Items from an interface collection:

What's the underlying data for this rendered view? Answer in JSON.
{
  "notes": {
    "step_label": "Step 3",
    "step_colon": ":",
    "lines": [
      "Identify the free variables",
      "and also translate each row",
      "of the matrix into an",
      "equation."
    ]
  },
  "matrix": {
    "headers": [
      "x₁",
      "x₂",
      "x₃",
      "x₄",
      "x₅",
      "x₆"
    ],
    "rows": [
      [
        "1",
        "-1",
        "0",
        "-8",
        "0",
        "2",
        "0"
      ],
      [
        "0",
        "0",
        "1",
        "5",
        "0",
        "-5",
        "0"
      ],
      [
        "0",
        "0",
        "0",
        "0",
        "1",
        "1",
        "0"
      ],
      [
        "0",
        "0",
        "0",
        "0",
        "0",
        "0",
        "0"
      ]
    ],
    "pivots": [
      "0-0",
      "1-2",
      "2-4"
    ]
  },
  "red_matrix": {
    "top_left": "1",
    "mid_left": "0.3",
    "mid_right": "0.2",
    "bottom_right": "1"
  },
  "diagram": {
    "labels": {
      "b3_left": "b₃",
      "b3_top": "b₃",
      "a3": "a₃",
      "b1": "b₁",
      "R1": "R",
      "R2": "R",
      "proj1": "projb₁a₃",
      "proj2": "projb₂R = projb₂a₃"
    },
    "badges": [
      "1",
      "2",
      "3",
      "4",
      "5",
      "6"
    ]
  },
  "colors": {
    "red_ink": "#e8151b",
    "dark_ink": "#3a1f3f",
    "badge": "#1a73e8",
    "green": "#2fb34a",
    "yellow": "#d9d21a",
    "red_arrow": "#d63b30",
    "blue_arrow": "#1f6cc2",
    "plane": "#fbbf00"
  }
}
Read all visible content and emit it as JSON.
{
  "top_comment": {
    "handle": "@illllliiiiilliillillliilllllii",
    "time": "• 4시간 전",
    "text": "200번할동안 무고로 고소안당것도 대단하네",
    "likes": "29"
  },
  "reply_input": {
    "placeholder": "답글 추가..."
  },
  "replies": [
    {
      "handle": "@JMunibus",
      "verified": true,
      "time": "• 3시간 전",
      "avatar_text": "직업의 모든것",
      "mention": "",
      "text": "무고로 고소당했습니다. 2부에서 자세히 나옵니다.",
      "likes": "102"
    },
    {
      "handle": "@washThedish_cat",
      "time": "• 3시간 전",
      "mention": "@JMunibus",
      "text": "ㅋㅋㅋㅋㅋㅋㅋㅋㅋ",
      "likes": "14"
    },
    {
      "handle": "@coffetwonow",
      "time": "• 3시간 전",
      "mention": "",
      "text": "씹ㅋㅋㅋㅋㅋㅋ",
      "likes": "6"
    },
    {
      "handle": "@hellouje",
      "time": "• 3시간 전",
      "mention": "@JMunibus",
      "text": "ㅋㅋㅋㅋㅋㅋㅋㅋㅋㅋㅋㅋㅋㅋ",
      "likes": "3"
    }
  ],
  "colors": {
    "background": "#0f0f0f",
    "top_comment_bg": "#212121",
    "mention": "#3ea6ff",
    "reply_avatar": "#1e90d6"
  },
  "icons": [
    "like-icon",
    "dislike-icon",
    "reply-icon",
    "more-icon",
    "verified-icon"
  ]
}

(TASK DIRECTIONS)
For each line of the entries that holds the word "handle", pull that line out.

(EXERCISE ANSWER)
    "handle": "@illllliiiiilliillillliilllllii",
      "handle": "@JMunibus",
      "handle": "@washThedish_cat",
      "handle": "@coffetwonow",
      "handle": "@hellouje",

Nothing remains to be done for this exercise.